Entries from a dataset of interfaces

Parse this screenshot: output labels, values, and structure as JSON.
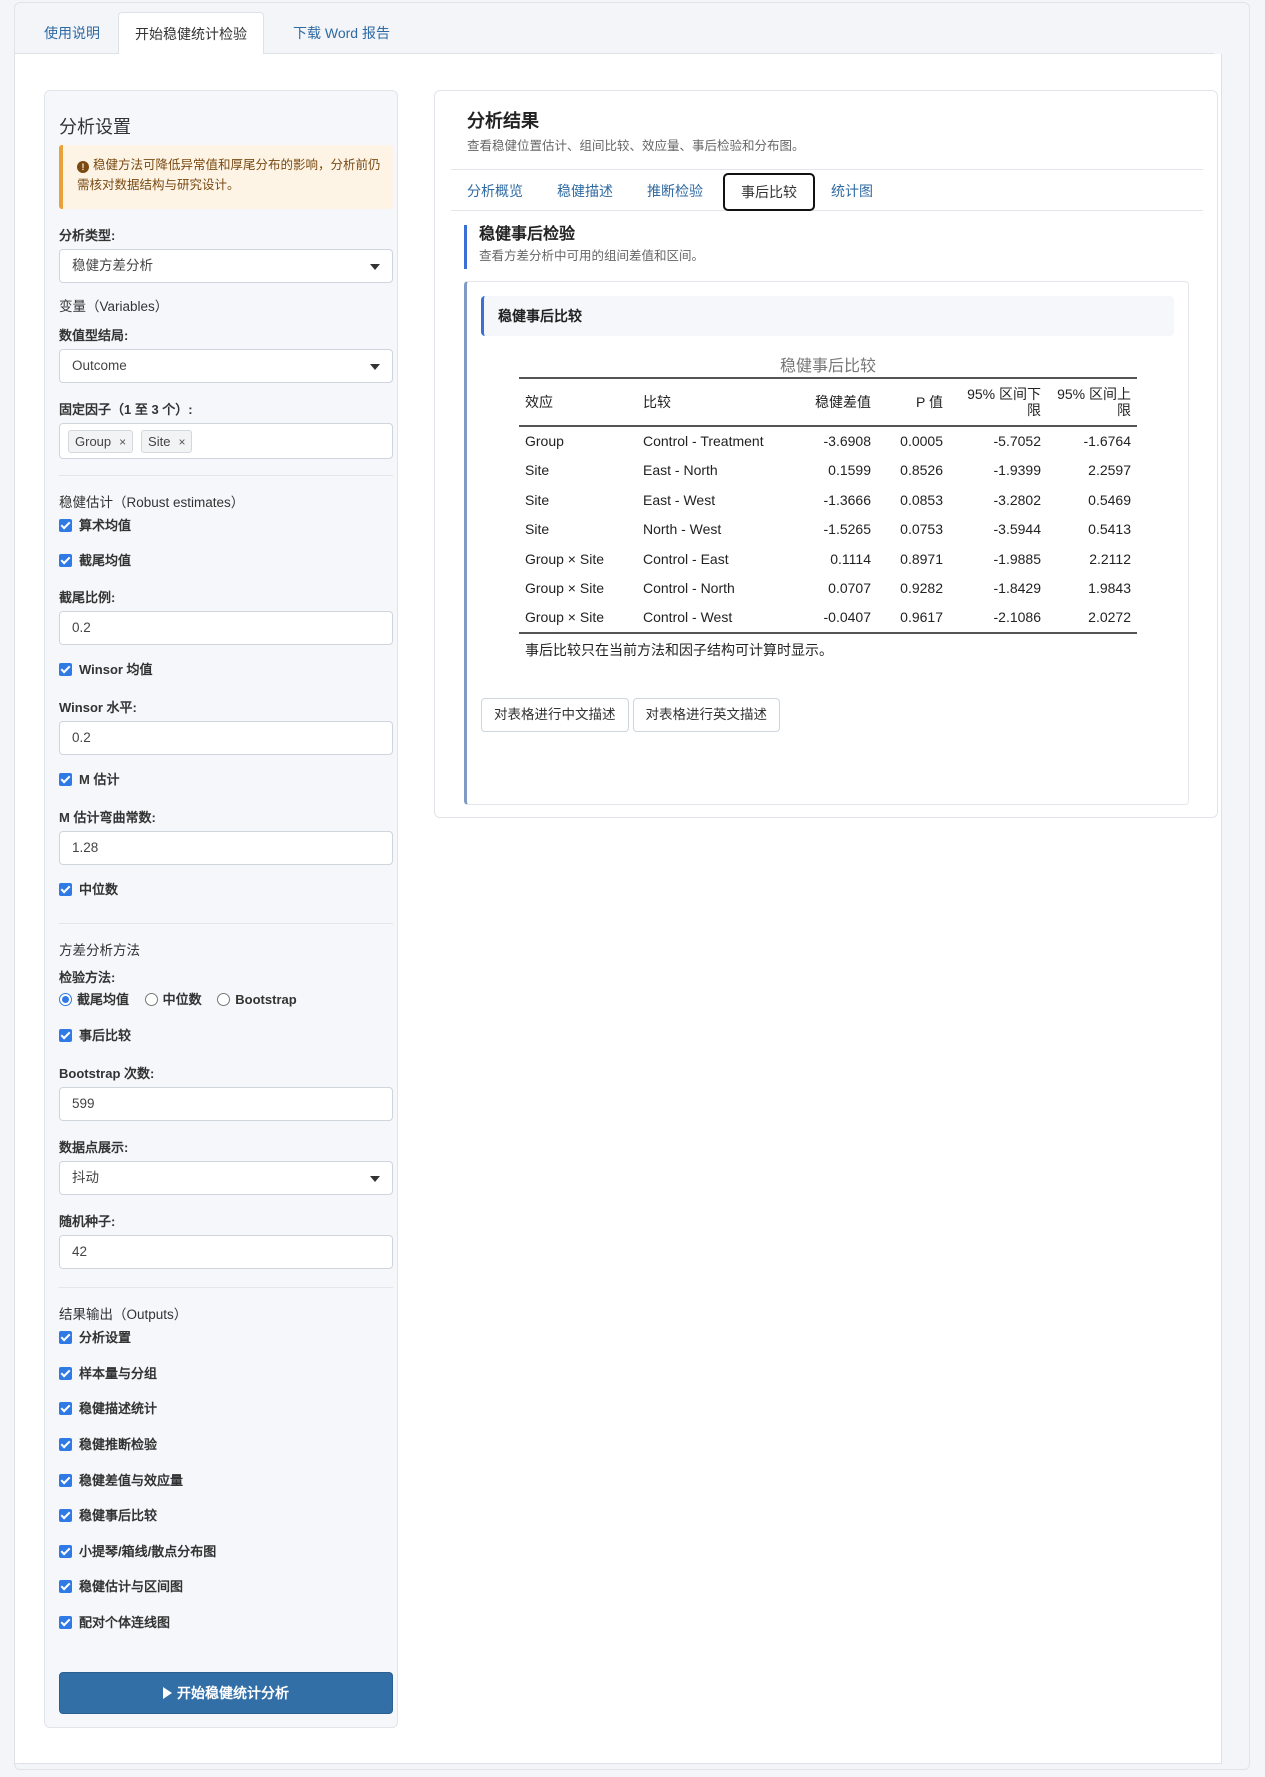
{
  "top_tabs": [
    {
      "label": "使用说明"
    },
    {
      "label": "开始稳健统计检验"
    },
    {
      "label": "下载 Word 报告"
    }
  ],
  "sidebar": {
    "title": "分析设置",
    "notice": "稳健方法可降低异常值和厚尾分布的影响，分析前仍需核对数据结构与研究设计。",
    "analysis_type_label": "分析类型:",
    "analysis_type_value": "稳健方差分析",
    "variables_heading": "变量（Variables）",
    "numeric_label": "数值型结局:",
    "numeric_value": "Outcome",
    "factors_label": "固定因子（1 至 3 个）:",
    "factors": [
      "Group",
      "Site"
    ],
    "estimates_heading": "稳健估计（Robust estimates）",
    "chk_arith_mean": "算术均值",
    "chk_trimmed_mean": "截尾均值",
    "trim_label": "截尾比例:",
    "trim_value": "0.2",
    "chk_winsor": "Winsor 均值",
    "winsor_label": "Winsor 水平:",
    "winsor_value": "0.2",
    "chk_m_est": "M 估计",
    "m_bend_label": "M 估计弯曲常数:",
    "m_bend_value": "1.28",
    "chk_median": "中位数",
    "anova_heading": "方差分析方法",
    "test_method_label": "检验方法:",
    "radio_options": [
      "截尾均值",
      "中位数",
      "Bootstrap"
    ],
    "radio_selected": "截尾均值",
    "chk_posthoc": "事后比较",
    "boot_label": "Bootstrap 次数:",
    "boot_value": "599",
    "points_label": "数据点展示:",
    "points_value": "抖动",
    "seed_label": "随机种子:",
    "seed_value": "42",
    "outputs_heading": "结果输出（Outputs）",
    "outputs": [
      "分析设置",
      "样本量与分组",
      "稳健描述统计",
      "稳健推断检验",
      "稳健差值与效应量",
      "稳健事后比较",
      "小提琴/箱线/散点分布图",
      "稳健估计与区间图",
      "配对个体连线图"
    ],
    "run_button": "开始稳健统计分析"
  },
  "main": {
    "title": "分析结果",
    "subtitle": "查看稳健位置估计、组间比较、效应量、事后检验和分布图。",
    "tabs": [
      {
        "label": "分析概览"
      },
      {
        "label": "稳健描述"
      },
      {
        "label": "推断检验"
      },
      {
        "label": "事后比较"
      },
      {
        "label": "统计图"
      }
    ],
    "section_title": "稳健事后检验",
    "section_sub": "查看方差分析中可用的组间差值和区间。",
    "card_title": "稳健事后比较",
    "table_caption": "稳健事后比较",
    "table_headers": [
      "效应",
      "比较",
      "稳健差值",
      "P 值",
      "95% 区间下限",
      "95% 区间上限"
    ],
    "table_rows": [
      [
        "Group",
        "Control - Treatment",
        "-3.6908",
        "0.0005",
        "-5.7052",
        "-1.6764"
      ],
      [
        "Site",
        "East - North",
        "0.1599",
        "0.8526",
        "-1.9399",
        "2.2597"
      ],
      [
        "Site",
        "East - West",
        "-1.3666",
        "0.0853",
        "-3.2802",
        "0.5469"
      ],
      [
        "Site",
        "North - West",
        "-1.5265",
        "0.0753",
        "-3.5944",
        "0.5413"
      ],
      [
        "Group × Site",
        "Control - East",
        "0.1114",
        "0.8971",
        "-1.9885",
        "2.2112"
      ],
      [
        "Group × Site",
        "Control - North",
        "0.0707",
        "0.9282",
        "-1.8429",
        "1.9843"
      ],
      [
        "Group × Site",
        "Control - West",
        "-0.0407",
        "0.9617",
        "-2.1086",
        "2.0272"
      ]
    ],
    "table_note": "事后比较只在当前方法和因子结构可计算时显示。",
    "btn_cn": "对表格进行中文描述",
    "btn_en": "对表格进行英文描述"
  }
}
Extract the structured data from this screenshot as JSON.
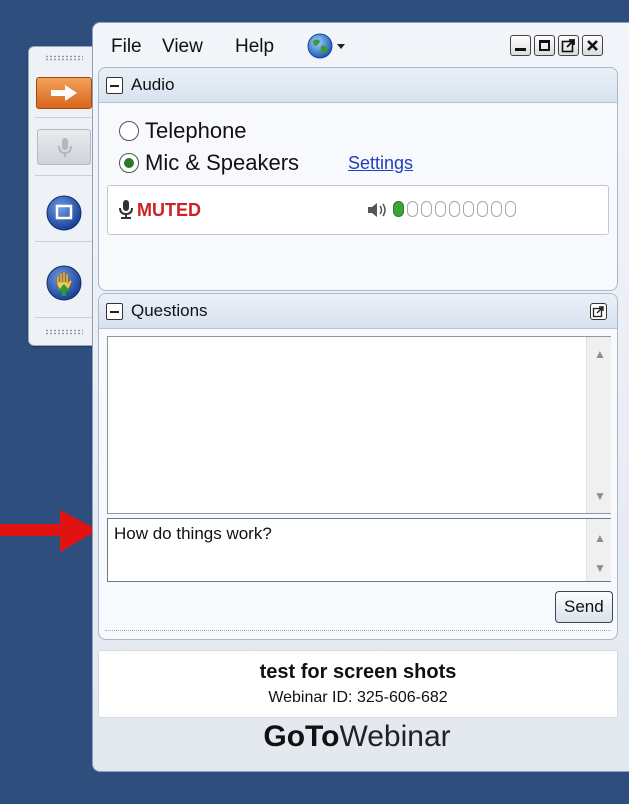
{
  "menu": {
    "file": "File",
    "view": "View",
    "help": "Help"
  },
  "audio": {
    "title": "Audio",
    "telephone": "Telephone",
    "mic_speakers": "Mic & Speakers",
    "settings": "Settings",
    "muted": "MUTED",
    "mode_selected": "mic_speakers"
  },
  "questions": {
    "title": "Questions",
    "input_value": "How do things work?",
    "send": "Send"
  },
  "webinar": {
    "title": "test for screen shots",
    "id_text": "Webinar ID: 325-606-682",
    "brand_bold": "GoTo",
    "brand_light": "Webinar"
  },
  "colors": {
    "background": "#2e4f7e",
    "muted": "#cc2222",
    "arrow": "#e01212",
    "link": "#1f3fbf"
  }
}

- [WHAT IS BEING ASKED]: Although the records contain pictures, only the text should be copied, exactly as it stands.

- [TASK ANSWER]:
Parse this screenshot: output labels, values, and structure as JSON.
{
  "top_tabs": [
    {
      "label": "使用说明"
    },
    {
      "label": "开始稳健统计检验"
    },
    {
      "label": "下载 Word 报告"
    }
  ],
  "sidebar": {
    "title": "分析设置",
    "notice": "稳健方法可降低异常值和厚尾分布的影响，分析前仍需核对数据结构与研究设计。",
    "analysis_type_label": "分析类型:",
    "analysis_type_value": "稳健方差分析",
    "variables_heading": "变量（Variables）",
    "numeric_label": "数值型结局:",
    "numeric_value": "Outcome",
    "factors_label": "固定因子（1 至 3 个）:",
    "factors": [
      "Group",
      "Site"
    ],
    "estimates_heading": "稳健估计（Robust estimates）",
    "chk_arith_mean": "算术均值",
    "chk_trimmed_mean": "截尾均值",
    "trim_label": "截尾比例:",
    "trim_value": "0.2",
    "chk_winsor": "Winsor 均值",
    "winsor_label": "Winsor 水平:",
    "winsor_value": "0.2",
    "chk_m_est": "M 估计",
    "m_bend_label": "M 估计弯曲常数:",
    "m_bend_value": "1.28",
    "chk_median": "中位数",
    "anova_heading": "方差分析方法",
    "test_method_label": "检验方法:",
    "radio_options": [
      "截尾均值",
      "中位数",
      "Bootstrap"
    ],
    "radio_selected": "截尾均值",
    "chk_posthoc": "事后比较",
    "boot_label": "Bootstrap 次数:",
    "boot_value": "599",
    "points_label": "数据点展示:",
    "points_value": "抖动",
    "seed_label": "随机种子:",
    "seed_value": "42",
    "outputs_heading": "结果输出（Outputs）",
    "outputs": [
      "分析设置",
      "样本量与分组",
      "稳健描述统计",
      "稳健推断检验",
      "稳健差值与效应量",
      "稳健事后比较",
      "小提琴/箱线/散点分布图",
      "稳健估计与区间图",
      "配对个体连线图"
    ],
    "run_button": "开始稳健统计分析"
  },
  "main": {
    "title": "分析结果",
    "subtitle": "查看稳健位置估计、组间比较、效应量、事后检验和分布图。",
    "tabs": [
      {
        "label": "分析概览"
      },
      {
        "label": "稳健描述"
      },
      {
        "label": "推断检验"
      },
      {
        "label": "事后比较"
      },
      {
        "label": "统计图"
      }
    ],
    "section_title": "稳健事后检验",
    "section_sub": "查看方差分析中可用的组间差值和区间。",
    "card_title": "稳健事后比较",
    "table_caption": "稳健事后比较",
    "table_headers": [
      "效应",
      "比较",
      "稳健差值",
      "P 值",
      "95% 区间下限",
      "95% 区间上限"
    ],
    "table_rows": [
      [
        "Group",
        "Control - Treatment",
        "-3.6908",
        "0.0005",
        "-5.7052",
        "-1.6764"
      ],
      [
        "Site",
        "East - North",
        "0.1599",
        "0.8526",
        "-1.9399",
        "2.2597"
      ],
      [
        "Site",
        "East - West",
        "-1.3666",
        "0.0853",
        "-3.2802",
        "0.5469"
      ],
      [
        "Site",
        "North - West",
        "-1.5265",
        "0.0753",
        "-3.5944",
        "0.5413"
      ],
      [
        "Group × Site",
        "Control - East",
        "0.1114",
        "0.8971",
        "-1.9885",
        "2.2112"
      ],
      [
        "Group × Site",
        "Control - North",
        "0.0707",
        "0.9282",
        "-1.8429",
        "1.9843"
      ],
      [
        "Group × Site",
        "Control - West",
        "-0.0407",
        "0.9617",
        "-2.1086",
        "2.0272"
      ]
    ],
    "table_note": "事后比较只在当前方法和因子结构可计算时显示。",
    "btn_cn": "对表格进行中文描述",
    "btn_en": "对表格进行英文描述"
  }
}
Extract the structured data from this screenshot as JSON.
{
  "menu": {
    "file": "File",
    "view": "View",
    "help": "Help"
  },
  "audio": {
    "title": "Audio",
    "telephone": "Telephone",
    "mic_speakers": "Mic & Speakers",
    "settings": "Settings",
    "muted": "MUTED",
    "mode_selected": "mic_speakers"
  },
  "questions": {
    "title": "Questions",
    "input_value": "How do things work?",
    "send": "Send"
  },
  "webinar": {
    "title": "test for screen shots",
    "id_text": "Webinar ID: 325-606-682",
    "brand_bold": "GoTo",
    "brand_light": "Webinar"
  },
  "colors": {
    "background": "#2e4f7e",
    "muted": "#cc2222",
    "arrow": "#e01212",
    "link": "#1f3fbf"
  }
}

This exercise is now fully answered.